Stickers are a simple solution with big benefits.
In these uncertain times, restaurants have been able to quickly adapt to and work around new challenges brought on by COVID-19. This requires implementing new policies and communicating them to customers at the drop of a hat.
Stickers are a simple solution that restaurants can use to patch over a number of operational challenges brought on by COVID-19, especially when it comes to takeout. With DIY design services, restaurants can create and print customized sticker and food labels to brand their packaging, label takeout orders, communicate safety policies, mark off social distancing spots and much more. Stickers are a small product, but they come with some huge benefits.
Here are a dozen ways stickers can help your restaurant survive COVID-19:
Brand your takeout:
Customizing stickers with your logo makes branding your takeout cheap and easy. Rather than order all-new packaging, you can simply stick your logo onto the bag before sending it out the door. Stickers can turn every takeout order into an opportunity to better establish your brand in your customers’ eyes.

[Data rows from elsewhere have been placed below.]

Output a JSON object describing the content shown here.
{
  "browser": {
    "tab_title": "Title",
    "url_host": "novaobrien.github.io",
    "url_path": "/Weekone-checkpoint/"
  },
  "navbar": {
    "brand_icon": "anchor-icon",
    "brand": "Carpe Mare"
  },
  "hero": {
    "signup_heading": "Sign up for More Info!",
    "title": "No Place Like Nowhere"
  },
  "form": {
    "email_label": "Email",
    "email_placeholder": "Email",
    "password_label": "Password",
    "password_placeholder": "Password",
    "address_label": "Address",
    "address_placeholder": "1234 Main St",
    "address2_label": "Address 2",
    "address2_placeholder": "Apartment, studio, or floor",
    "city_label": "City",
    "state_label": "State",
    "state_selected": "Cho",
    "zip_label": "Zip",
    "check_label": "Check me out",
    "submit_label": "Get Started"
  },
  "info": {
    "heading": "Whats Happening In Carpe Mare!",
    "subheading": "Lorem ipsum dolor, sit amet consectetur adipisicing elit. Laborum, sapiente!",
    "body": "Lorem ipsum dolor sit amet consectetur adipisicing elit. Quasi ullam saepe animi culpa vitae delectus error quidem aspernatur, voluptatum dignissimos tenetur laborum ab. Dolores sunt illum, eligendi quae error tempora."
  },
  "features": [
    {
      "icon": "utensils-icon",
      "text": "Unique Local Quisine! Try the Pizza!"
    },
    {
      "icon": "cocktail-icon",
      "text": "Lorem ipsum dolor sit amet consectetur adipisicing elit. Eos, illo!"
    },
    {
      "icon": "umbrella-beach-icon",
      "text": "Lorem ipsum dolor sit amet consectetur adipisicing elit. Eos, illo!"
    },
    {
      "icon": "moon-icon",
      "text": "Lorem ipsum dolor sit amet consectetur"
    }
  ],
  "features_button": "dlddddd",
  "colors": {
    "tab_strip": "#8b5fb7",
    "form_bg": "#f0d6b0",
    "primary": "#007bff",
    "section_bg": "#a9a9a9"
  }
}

Label your grab-n-go
Stickers make it easy to identify takeout items and highlight their specific features.
Communicate safety policies
Direct customers to proper entrances and exits, remind patrons to wear a mask, and more with safety message stickers. Stick your safety stickers on your doors, windows, menus, bathroom mirrors - anywhere customers will see them and get the message.
Mark off social distancing spots
If your restaurant or business tends to have a line, whether it’s for a table, the checkout, or a bathroom, you can let customers know where to stand and safely social distance with stickers. Customize the sticker with your own social distancing language, measure out six feet between each spot, and stick them on the ground for an easy visual cue for your customers.
Attach order numbers and names
Tag each takeout order with the customer’s name and name of the dish or drink. This makes it easy to keep all your outgoing orders organized so they get to the correct customer.
“We had a lot of success when we started offering to-go cocktails. We’d put on a sticker on them to designate the cocktail type and name on the order,” says Eric Peterson, owner of the North County Restaurant Group which oversees five restaurants across Northern California.
Provide date labels
Mark your takeout orders with dates for Use By, Best By, and Made On. If you stick a label onto the order, then you can easily write down the date information with a pen or sharpie when you prepare or ship the order.
Takeout serving instructions
Not all takeout travels or reheats the same. Include a label with instructions on how to best serve and enjoy your food to give your customers the best experience with your restaurant and food.
Special delivery instructions
Make note of any specific requests, write them down on the sticker label, and attach them to the order. This lets your driver know how to best deliver the food, and ensures that your customers receives the order in the manner they wanted.
Display QR codes
More and more restaurants are turning to QR codes as way to promote touchless ordering in the dining room. With custom stickers, you can post your QR codes up around your restaurant for easy scanning and touchless ordering. Add them to takeout materials, posters, flyers, table tents, business cards and more!
Seal up your packaging
A custom sticker seal secures your takeout and lets customers know that their order hasn’t been tampered with or opened. In these times of heightened focus on food safety, it’s important to go the extra mile to establish that trust with your customers.
Mark items up (or down)
Quickly change the price on items to mark them up or down with price tag stickers. This makes it easy to pivot if certain items are selling better or worse than you expected. And with restaurant capacity so limited, maximizing your margins has never been more important.
Easily label certain products as “On Sale” or “Specials” to highlight popular items or try and move inventory that’s not selling well.
Mark Plumlee is the senior editor for MustHaveMenuss. He writes about restaurant marketing and design.